GOAL OF THE EXERCISE:
An exact copy of every record is required.

(Stored items from a collection)
• • • •

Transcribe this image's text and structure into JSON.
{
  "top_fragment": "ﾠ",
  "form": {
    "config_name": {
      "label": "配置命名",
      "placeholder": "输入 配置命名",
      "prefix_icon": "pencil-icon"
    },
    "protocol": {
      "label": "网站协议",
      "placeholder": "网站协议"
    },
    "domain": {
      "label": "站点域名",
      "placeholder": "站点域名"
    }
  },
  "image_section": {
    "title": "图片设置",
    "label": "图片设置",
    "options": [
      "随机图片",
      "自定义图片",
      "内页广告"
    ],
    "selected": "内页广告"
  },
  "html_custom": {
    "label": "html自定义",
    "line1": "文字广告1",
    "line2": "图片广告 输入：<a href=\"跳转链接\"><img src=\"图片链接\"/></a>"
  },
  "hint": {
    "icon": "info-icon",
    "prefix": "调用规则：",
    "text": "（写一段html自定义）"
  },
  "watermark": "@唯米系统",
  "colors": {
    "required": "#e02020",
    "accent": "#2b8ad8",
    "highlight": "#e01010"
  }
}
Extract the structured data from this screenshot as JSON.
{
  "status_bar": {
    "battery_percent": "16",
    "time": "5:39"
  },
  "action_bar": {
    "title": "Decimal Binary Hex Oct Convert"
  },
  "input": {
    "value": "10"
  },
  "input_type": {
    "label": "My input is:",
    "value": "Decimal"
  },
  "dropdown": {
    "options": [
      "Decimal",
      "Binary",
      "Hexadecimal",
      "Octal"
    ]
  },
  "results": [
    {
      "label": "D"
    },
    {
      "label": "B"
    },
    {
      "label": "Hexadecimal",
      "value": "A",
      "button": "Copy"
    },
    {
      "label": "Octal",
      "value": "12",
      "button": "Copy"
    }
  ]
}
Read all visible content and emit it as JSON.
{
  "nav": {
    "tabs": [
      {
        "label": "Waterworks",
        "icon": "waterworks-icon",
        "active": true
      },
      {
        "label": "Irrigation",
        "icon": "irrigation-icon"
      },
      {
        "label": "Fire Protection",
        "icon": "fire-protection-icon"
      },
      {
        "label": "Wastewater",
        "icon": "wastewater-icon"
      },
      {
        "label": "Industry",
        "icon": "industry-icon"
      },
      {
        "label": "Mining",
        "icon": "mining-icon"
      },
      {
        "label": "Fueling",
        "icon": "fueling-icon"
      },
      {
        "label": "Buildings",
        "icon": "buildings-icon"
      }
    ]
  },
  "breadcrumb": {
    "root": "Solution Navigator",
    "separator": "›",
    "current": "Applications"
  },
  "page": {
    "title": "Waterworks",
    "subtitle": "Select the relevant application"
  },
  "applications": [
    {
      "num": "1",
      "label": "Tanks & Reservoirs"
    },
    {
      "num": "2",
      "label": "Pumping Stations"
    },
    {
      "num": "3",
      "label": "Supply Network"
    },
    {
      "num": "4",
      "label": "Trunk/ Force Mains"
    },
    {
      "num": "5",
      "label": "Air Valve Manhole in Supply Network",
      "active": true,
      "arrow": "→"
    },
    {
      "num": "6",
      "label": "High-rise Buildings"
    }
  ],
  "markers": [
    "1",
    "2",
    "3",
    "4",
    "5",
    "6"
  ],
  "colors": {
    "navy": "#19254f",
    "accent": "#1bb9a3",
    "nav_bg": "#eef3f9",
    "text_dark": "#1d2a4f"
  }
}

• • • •

SOLUTION FOR THIS PROBLEM:
Transcribe this image's text and structure into JSON.
{
  "top_fragment": "ﾠ",
  "form": {
    "config_name": {
      "label": "配置命名",
      "placeholder": "输入 配置命名",
      "prefix_icon": "pencil-icon"
    },
    "protocol": {
      "label": "网站协议",
      "placeholder": "网站协议"
    },
    "domain": {
      "label": "站点域名",
      "placeholder": "站点域名"
    }
  },
  "image_section": {
    "title": "图片设置",
    "label": "图片设置",
    "options": [
      "随机图片",
      "自定义图片",
      "内页广告"
    ],
    "selected": "内页广告"
  },
  "html_custom": {
    "label": "html自定义",
    "line1": "文字广告1",
    "line2": "图片广告 输入：<a href=\"跳转链接\"><img src=\"图片链接\"/></a>"
  },
  "hint": {
    "icon": "info-icon",
    "prefix": "调用规则：",
    "text": "（写一段html自定义）"
  },
  "watermark": "@唯米系统",
  "colors": {
    "required": "#e02020",
    "accent": "#2b8ad8",
    "highlight": "#e01010"
  }
}
Extract the structured data from this screenshot as JSON.
{
  "status_bar": {
    "battery_percent": "16",
    "time": "5:39"
  },
  "action_bar": {
    "title": "Decimal Binary Hex Oct Convert"
  },
  "input": {
    "value": "10"
  },
  "input_type": {
    "label": "My input is:",
    "value": "Decimal"
  },
  "dropdown": {
    "options": [
      "Decimal",
      "Binary",
      "Hexadecimal",
      "Octal"
    ]
  },
  "results": [
    {
      "label": "D"
    },
    {
      "label": "B"
    },
    {
      "label": "Hexadecimal",
      "value": "A",
      "button": "Copy"
    },
    {
      "label": "Octal",
      "value": "12",
      "button": "Copy"
    }
  ]
}
Read all visible content and emit it as JSON.
{
  "nav": {
    "tabs": [
      {
        "label": "Waterworks",
        "icon": "waterworks-icon",
        "active": true
      },
      {
        "label": "Irrigation",
        "icon": "irrigation-icon"
      },
      {
        "label": "Fire Protection",
        "icon": "fire-protection-icon"
      },
      {
        "label": "Wastewater",
        "icon": "wastewater-icon"
      },
      {
        "label": "Industry",
        "icon": "industry-icon"
      },
      {
        "label": "Mining",
        "icon": "mining-icon"
      },
      {
        "label": "Fueling",
        "icon": "fueling-icon"
      },
      {
        "label": "Buildings",
        "icon": "buildings-icon"
      }
    ]
  },
  "breadcrumb": {
    "root": "Solution Navigator",
    "separator": "›",
    "current": "Applications"
  },
  "page": {
    "title": "Waterworks",
    "subtitle": "Select the relevant application"
  },
  "applications": [
    {
      "num": "1",
      "label": "Tanks & Reservoirs"
    },
    {
      "num": "2",
      "label": "Pumping Stations"
    },
    {
      "num": "3",
      "label": "Supply Network"
    },
    {
      "num": "4",
      "label": "Trunk/ Force Mains"
    },
    {
      "num": "5",
      "label": "Air Valve Manhole in Supply Network",
      "active": true,
      "arrow": "→"
    },
    {
      "num": "6",
      "label": "High-rise Buildings"
    }
  ],
  "markers": [
    "1",
    "2",
    "3",
    "4",
    "5",
    "6"
  ],
  "colors": {
    "navy": "#19254f",
    "accent": "#1bb9a3",
    "nav_bg": "#eef3f9",
    "text_dark": "#1d2a4f"
  }
}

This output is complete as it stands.